“We are unable to rescue individuals as very well as we could when we experienced delta for the reason that we really don’t have as many monoclonal antibodies,” Landon says. “We’re totally out of [Sotrovimab] and we you should not know when we’re obtaining one more shipment to our hospital.”
Other hospitals have noted equivalent shortages of the monoclonal antibody that has been proven to be helpful from omicron.
It is the very same challenge with new antiviral treatment these as Paxlovid, Pfizer’s drug that have to be specified in the initially couple days of signs and symptoms for it to be most productive. Landon says her medical center has confined provides. “They are not out there for most people appropriate now,” she states.
Also, it is most likely that the foreseeable future retains even improved treatment options, Jha explained to NPR. “We’re going to get extra therapeutics over time. So just about anything we can do to delay extra bacterial infections – they may be inevitable, but you will find no explanation to do it now.”
6. The chances of acquiring prolonged COVID right after omicron haven’t been ruled out
Omicron has not been about extended plenty of for us to know whether it may well lead to extended COVID in the very same way past variants have. Vaccination reduces the danger of creating prolonged COVID, “but we really don’t know anything about how it operates in omicron,” Landon claims.
We do know that some people today with moderate infections get lengthy COVID, she suggests.
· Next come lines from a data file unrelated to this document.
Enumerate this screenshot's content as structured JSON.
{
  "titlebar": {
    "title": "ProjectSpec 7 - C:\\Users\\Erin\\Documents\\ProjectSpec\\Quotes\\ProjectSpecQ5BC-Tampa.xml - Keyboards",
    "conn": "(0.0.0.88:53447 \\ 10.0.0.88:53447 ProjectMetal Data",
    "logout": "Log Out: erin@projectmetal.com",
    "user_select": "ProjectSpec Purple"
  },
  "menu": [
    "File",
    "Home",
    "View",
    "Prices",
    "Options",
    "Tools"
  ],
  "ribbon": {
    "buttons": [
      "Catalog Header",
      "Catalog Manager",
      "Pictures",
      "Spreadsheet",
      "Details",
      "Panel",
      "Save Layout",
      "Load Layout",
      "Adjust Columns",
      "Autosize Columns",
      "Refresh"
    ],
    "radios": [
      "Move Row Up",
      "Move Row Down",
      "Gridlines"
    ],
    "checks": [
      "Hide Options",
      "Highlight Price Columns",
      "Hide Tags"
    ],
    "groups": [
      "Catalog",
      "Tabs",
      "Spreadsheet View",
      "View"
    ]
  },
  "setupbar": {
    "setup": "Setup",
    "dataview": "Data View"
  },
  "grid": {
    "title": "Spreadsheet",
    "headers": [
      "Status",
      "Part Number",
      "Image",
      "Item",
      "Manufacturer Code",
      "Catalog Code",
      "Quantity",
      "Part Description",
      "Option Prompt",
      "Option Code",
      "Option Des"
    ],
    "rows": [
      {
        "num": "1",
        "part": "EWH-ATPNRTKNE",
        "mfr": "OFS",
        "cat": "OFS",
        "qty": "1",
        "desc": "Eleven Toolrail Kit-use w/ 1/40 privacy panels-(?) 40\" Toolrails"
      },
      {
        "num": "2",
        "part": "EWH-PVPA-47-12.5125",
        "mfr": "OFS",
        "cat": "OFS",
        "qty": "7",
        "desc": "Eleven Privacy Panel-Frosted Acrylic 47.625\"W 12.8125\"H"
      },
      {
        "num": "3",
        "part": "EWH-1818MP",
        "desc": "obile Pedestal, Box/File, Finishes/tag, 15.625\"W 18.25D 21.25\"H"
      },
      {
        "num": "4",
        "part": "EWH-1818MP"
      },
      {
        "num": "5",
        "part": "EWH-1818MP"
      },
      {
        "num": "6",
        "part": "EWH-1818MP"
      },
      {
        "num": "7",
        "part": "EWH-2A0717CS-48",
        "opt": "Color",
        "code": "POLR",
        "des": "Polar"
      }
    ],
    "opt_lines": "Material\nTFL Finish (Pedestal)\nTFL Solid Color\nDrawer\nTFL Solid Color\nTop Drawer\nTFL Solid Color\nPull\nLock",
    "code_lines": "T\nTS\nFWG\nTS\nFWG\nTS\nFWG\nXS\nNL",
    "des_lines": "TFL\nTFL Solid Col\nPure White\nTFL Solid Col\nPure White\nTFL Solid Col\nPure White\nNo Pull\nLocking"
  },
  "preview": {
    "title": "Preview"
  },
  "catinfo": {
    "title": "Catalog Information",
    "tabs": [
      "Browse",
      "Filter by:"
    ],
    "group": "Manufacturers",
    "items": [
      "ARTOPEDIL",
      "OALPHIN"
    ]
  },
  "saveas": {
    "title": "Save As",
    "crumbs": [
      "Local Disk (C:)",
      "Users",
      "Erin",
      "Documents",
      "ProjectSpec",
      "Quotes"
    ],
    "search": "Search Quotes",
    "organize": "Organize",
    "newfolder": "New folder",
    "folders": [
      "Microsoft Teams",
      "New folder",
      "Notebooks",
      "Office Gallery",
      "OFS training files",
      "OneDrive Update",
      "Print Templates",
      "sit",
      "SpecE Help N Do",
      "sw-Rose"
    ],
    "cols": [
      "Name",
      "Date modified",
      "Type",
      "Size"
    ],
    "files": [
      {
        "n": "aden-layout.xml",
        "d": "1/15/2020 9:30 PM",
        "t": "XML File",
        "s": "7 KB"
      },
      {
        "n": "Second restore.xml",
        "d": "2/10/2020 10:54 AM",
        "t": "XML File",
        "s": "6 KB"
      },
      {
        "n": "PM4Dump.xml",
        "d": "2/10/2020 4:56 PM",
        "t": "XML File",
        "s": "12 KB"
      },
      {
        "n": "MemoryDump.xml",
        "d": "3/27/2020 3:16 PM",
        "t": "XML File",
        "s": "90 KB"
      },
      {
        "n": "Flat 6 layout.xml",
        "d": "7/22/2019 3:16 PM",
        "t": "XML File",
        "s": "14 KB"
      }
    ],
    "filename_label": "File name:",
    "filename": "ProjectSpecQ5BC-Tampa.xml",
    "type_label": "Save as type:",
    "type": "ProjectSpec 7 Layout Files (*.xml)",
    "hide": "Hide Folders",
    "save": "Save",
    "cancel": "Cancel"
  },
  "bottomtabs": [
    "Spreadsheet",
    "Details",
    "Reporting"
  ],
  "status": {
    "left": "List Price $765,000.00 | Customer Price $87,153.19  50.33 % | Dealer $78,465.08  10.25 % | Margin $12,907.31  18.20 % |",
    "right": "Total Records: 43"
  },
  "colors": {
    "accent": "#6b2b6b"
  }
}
And several wholesome people today close up with COVID symptoms that last for weeks or months, Miller adds.
“We never know, but, how a great deal extended COVID there will be with omicron — but I would argue it truly is not worth the opportunity,” he states.
So in summary…
Industry experts agree: Omicron get-togethers are out.
Even nevertheless it could look inevitable, “it is really even now really worth it to keep away from having COVID if you can,” Landon states.
So why ended up chickenpox get-togethers various?
“Finding contaminated with the omicron variant is not the similar as acquiring chickenpox — it does not present lifelong immunity,” Guzman-Cottrill suggests.
In the situation of chickenpox, men and women who got the ailment have a chance of obtaining shingles afterwards in existence, whereas shingles is “a lot less widespread” in men and women who received the vaccine, in accordance to the CDC.
With no recognizing the extensive-phrase consequences of COVID, irrespective of whether delta or omicron, “it is improved to get our immunity via a vaccine,” says Ali Mokdad, chief technique officer of inhabitants wellbeing at the University of Washington.
And averting an infection could help protect us all, claims Guzman-Cottrill: “Enabling this virus to go on spreading does 1 detail: it offers the virus an possibility to further mutate. I consider it really is safe and sound to say that no person desires to see one more new variant of worry in 2022.”